(Data entries)

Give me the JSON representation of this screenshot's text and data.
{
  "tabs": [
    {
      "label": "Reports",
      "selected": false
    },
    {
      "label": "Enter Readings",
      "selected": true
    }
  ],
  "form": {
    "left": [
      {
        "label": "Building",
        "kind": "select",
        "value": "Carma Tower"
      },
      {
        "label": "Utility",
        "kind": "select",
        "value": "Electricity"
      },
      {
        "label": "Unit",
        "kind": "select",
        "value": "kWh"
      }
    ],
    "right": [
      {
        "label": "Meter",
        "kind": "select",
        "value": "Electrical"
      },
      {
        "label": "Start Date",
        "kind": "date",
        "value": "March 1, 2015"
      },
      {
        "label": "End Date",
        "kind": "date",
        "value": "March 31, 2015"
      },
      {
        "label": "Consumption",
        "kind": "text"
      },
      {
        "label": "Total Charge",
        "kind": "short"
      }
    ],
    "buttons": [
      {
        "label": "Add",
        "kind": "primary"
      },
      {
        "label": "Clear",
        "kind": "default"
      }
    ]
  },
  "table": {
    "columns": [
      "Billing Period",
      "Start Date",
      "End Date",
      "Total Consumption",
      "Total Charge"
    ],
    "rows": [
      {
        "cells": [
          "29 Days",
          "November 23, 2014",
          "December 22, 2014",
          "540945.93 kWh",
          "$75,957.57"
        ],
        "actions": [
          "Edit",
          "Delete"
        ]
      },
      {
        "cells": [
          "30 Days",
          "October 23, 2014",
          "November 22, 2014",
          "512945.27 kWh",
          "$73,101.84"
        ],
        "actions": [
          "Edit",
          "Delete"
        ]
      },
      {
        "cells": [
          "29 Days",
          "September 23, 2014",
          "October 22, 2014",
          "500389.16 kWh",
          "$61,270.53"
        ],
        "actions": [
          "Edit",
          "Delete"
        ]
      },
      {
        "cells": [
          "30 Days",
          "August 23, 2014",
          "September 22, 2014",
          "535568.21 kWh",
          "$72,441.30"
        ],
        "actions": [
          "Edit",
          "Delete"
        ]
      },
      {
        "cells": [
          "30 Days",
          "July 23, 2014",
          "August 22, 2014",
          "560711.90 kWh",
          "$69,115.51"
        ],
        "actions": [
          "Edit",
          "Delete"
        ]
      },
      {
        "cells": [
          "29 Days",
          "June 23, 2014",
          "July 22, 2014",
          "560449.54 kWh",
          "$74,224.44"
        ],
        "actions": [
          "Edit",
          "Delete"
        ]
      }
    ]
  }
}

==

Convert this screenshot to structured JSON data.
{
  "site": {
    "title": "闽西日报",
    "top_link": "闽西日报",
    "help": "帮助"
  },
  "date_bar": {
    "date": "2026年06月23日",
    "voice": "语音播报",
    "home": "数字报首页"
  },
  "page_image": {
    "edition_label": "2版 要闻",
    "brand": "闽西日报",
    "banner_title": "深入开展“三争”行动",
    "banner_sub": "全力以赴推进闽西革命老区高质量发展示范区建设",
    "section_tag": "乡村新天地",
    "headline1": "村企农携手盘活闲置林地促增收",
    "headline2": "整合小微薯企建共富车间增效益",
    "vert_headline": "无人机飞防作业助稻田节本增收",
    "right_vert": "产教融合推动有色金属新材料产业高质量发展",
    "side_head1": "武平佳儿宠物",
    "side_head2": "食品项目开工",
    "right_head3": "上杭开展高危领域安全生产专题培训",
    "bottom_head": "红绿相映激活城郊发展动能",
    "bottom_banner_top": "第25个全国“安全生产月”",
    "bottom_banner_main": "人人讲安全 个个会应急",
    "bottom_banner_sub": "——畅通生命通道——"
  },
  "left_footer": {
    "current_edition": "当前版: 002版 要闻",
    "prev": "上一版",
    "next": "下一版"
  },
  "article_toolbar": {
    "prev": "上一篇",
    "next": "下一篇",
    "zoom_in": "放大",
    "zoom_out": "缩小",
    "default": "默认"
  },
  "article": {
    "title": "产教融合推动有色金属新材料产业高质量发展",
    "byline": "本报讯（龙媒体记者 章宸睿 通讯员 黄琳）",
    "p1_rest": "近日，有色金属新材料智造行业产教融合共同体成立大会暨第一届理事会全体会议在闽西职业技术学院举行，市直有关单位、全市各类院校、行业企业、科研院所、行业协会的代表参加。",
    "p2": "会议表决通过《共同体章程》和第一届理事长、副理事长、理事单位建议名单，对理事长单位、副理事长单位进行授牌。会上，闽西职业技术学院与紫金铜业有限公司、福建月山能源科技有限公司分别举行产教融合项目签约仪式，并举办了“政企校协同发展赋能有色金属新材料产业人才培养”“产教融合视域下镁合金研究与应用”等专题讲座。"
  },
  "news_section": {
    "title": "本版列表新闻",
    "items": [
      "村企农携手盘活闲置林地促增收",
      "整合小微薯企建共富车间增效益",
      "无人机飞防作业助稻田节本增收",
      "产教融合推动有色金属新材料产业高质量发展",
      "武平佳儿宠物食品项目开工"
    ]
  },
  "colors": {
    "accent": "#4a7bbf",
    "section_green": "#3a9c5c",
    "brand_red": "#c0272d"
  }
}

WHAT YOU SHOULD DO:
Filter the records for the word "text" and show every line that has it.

OUTPUT OF THE EXERCISE:
Give me the JSON representation of this screenshot's text and data.
        "kind": "text"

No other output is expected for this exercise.